__Exercise instructions__: Only an exact retyping of all the entries counts as an answer.

__Record excerpts__:
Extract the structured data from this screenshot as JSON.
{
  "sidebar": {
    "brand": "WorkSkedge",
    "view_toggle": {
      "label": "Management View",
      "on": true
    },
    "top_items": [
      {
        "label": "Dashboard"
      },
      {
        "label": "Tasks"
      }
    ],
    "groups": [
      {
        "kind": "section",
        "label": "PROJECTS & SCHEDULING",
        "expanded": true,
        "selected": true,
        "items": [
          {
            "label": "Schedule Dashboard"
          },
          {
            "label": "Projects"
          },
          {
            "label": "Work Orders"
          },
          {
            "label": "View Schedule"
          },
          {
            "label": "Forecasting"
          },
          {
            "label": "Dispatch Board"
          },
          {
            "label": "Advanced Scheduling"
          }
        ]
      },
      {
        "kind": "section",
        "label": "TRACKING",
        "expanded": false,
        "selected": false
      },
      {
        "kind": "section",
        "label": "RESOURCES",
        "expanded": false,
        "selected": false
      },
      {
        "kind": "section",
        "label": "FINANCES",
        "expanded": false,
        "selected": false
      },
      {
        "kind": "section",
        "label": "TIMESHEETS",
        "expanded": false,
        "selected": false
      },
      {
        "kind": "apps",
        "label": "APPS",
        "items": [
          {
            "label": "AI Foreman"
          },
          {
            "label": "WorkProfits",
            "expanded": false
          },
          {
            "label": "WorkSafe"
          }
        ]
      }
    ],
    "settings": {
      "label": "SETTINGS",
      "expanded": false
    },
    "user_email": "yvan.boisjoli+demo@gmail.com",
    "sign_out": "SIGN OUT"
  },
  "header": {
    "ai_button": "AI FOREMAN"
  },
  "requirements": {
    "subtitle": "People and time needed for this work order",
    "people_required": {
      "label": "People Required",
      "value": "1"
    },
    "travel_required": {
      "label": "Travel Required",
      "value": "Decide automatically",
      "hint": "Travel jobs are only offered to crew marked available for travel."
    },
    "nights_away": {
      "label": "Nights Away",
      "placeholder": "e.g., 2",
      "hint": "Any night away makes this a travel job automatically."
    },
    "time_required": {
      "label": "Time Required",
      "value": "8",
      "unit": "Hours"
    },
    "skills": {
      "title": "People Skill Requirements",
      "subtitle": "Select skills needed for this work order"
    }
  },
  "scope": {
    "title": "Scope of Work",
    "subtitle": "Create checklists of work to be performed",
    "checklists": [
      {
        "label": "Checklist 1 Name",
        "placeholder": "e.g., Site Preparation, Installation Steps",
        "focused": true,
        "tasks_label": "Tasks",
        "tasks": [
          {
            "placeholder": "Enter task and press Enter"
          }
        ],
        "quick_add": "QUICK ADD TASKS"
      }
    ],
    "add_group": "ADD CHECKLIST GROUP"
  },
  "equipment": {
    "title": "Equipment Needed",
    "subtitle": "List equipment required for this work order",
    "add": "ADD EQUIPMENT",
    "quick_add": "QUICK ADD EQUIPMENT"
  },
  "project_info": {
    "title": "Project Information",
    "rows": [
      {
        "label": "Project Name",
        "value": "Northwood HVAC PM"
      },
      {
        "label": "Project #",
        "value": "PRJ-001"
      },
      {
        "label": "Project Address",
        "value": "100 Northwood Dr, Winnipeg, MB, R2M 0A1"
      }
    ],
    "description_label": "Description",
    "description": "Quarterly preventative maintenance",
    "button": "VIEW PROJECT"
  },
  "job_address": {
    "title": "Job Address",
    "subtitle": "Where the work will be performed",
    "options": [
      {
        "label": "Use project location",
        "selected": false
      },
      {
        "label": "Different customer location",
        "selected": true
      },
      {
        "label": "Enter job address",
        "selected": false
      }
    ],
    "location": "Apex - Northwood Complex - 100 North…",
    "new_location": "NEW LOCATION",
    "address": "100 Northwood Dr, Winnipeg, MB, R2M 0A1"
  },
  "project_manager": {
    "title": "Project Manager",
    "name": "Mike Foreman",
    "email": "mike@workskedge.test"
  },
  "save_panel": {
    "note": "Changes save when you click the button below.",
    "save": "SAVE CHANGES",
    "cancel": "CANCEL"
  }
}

__Finished exercise__:
Extract the structured data from this screenshot as JSON.
{
  "sidebar": {
    "brand": "WorkSkedge",
    "view_toggle": {
      "label": "Management View",
      "on": true
    },
    "top_items": [
      {
        "label": "Dashboard"
      },
      {
        "label": "Tasks"
      }
    ],
    "groups": [
      {
        "kind": "section",
        "label": "PROJECTS & SCHEDULING",
        "expanded": true,
        "selected": true,
        "items": [
          {
            "label": "Schedule Dashboard"
          },
          {
            "label": "Projects"
          },
          {
            "label": "Work Orders"
          },
          {
            "label": "View Schedule"
          },
          {
            "label": "Forecasting"
          },
          {
            "label": "Dispatch Board"
          },
          {
            "label": "Advanced Scheduling"
          }
        ]
      },
      {
        "kind": "section",
        "label": "TRACKING",
        "expanded": false,
        "selected": false
      },
      {
        "kind": "section",
        "label": "RESOURCES",
        "expanded": false,
        "selected": false
      },
      {
        "kind": "section",
        "label": "FINANCES",
        "expanded": false,
        "selected": false
      },
      {
        "kind": "section",
        "label": "TIMESHEETS",
        "expanded": false,
        "selected": false
      },
      {
        "kind": "apps",
        "label": "APPS",
        "items": [
          {
            "label": "AI Foreman"
          },
          {
            "label": "WorkProfits",
            "expanded": false
          },
          {
            "label": "WorkSafe"
          }
        ]
      }
    ],
    "settings": {
      "label": "SETTINGS",
      "expanded": false
    },
    "user_email": "yvan.boisjoli+demo@gmail.com",
    "sign_out": "SIGN OUT"
  },
  "header": {
    "ai_button": "AI FOREMAN"
  },
  "requirements": {
    "subtitle": "People and time needed for this work order",
    "people_required": {
      "label": "People Required",
      "value": "1"
    },
    "travel_required": {
      "label": "Travel Required",
      "value": "Decide automatically",
      "hint": "Travel jobs are only offered to crew marked available for travel."
    },
    "nights_away": {
      "label": "Nights Away",
      "placeholder": "e.g., 2",
      "hint": "Any night away makes this a travel job automatically."
    },
    "time_required": {
      "label": "Time Required",
      "value": "8",
      "unit": "Hours"
    },
    "skills": {
      "title": "People Skill Requirements",
      "subtitle": "Select skills needed for this work order"
    }
  },
  "scope": {
    "title": "Scope of Work",
    "subtitle": "Create checklists of work to be performed",
    "checklists": [
      {
        "label": "Checklist 1 Name",
        "placeholder": "e.g., Site Preparation, Installation Steps",
        "focused": true,
        "tasks_label": "Tasks",
        "tasks": [
          {
            "placeholder": "Enter task and press Enter"
          }
        ],
        "quick_add": "QUICK ADD TASKS"
      }
    ],
    "add_group": "ADD CHECKLIST GROUP"
  },
  "equipment": {
    "title": "Equipment Needed",
    "subtitle": "List equipment required for this work order",
    "add": "ADD EQUIPMENT",
    "quick_add": "QUICK ADD EQUIPMENT"
  },
  "project_info": {
    "title": "Project Information",
    "rows": [
      {
        "label": "Project Name",
        "value": "Northwood HVAC PM"
      },
      {
        "label": "Project #",
        "value": "PRJ-001"
      },
      {
        "label": "Project Address",
        "value": "100 Northwood Dr, Winnipeg, MB, R2M 0A1"
      }
    ],
    "description_label": "Description",
    "description": "Quarterly preventative maintenance",
    "button": "VIEW PROJECT"
  },
  "job_address": {
    "title": "Job Address",
    "subtitle": "Where the work will be performed",
    "options": [
      {
        "label": "Use project location",
        "selected": false
      },
      {
        "label": "Different customer location",
        "selected": true
      },
      {
        "label": "Enter job address",
        "selected": false
      }
    ],
    "location": "Apex - Northwood Complex - 100 North…",
    "new_location": "NEW LOCATION",
    "address": "100 Northwood Dr, Winnipeg, MB, R2M 0A1"
  },
  "project_manager": {
    "title": "Project Manager",
    "name": "Mike Foreman",
    "email": "mike@workskedge.test"
  },
  "save_panel": {
    "note": "Changes save when you click the button below.",
    "save": "SAVE CHANGES",
    "cancel": "CANCEL"
  }
}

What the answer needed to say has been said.